The annual Law Alumni Holiday Party in Providence was especially fun this year because of the addition of two noteworthy events, the receipt of a gift from the leading regional law firm Adler Pollock & Sheehan and the awarding of our annual Alumni Public Service Award.
The close connection between Adler Pollock & Sheehan and RWU Law is manifest in the terrific alums who practice there (pictured below). We also saluted Hans Bremer (‘08) on his outstanding pro bono work in practice, no surprise given his dedication to helping the underserved during his law school years.
The Mediation Clinic has continued its tradition of providing free mediation services to low income couples seeking to end their marriages but avoid litigation. Six couples, each with minor children, came to the Bar Association building in Providence, where nine law students in the Mediation Clinic helped the parties develop co-parenting plans, divide their assets and debts, and determine other important issues such as child support and health insurance. Each couple left with a Mediated Memorandum of Understanding and other necessary paperwork.
When you are tired of studying, here are three suggestions for your break:
Enjoy a good laugh by perusing Stu’s Views law cartoons, created by two Harvard law school grads. There are over 2,000 cartoons covering legal topics, law personnel, legal life, and cases.
One of the great opportunities for RWU Law students is their chance to develop lawyering skills under the close watch of leading trial judges. This year is no exception as Superior Court Justice Stephen Nugent presided over the final trial at the end of a semester of instruction from fellow Justice Dan Procaccini, in his courtroom! 3Ls Leticia Tavares, Angelo Catanzariti, Sharlene Rossi, and Marcus Swift were the student advocates. Judge P’s bottom line: “Both Justice Nugent and I were very impressed with the professionalism, preparation and passion displayed by these students.
In June we were saddened to learn of the death of David Rice, who was a valued member of the RWU law faculty from 1997-2012. David was a multi-talented man, who had the rare ability to keep reinventing himself professionally. After a distinguished career at Columbia Law School and a plum clerkship on the United States Court of Appeals for the Second Circuit, David held tenured positions at Boston University and Rutgers-Camden, before coming to Roger Williams.
Going into 2013, RWU law students already had a rich array of experiential learning opportunities, but we have recently added two very popular options: our Corporate Counsel Clinical Externship program (where students do transactional work at leading regional employers (like the Boston Red Sox, Textron, and CVS) http://law.rwu.edu/blog/want-work-general-counsel-cvs-red-sox-gtech-launching-our-new-house-counsel-externship-program and our Communi
I am pleased to announce that one of the young stars of the RWU Law faculty, Michael Burger, has received recognition for his excellent writing. Michael was recently awarded the Penny Pether Award for Law and Language Scholarship for his article "Environmental Law/Environmental Literature" in the leading journal Ecology Law Review. The award was presented at West Coast Rhetoric Scholarship Workshop at UNLV’s Boyd School of Law.

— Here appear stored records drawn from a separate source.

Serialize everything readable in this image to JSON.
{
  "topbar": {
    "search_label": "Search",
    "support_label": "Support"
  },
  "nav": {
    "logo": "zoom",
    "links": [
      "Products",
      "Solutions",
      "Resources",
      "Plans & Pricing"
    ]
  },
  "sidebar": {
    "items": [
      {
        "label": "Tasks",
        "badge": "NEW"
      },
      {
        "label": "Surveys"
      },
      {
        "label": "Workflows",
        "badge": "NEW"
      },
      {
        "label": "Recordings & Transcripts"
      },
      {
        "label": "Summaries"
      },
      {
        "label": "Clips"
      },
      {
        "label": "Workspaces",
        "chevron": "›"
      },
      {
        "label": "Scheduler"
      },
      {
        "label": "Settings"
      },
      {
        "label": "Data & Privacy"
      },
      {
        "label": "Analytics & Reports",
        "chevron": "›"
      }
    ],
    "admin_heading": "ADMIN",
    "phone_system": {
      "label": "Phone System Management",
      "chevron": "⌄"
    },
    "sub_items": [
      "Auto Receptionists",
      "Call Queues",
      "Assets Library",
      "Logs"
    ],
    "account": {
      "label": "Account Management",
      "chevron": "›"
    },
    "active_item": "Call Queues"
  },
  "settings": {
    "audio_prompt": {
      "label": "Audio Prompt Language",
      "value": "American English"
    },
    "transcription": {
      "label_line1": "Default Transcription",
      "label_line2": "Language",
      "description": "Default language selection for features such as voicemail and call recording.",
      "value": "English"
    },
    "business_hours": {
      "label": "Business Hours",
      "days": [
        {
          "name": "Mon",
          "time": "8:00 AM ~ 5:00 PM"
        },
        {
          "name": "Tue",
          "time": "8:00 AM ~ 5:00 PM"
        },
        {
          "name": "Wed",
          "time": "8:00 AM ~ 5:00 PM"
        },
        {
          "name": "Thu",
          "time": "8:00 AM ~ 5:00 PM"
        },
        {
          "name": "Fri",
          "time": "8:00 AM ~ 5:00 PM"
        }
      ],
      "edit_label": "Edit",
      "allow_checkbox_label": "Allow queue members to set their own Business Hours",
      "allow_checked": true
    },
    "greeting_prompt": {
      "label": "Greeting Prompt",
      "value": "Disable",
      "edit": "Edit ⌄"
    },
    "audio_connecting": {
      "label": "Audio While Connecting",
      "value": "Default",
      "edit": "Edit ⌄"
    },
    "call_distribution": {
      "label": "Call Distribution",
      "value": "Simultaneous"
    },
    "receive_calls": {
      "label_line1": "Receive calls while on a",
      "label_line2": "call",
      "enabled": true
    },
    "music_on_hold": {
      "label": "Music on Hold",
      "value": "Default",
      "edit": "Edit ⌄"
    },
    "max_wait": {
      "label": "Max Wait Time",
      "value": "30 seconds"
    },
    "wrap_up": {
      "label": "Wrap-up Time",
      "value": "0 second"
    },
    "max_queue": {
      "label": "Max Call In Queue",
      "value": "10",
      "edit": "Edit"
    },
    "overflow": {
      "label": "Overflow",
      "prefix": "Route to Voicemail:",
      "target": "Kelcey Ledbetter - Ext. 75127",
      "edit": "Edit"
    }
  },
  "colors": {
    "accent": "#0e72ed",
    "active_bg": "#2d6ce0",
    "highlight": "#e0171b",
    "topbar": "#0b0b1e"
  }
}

In addition to the advice and practice exams offered by the Academic Success Program, here are some resources offered by the Law Library on preparing for and taking law school exams.
One of the most active student groups on campus is the Military Law Society (MILLAW), and two recent events underscored their high visibility in the building. The first was a career panel, cosponsored by MILLAW, the Maritime Law Society, and our Office of Career Development, which brought to campus military lawyers from the Navy, Army, Air Force, Marines, and Coast Guard. Joining the panel was a representative from the Department of the Navy’s Defense Institute of International Legal Studies (DIILS).
One of the most important, and underrated, pieces of advice for aspiring law students is quite simple: be selfish. Now, before you make your assumptions, give me a chance to explain.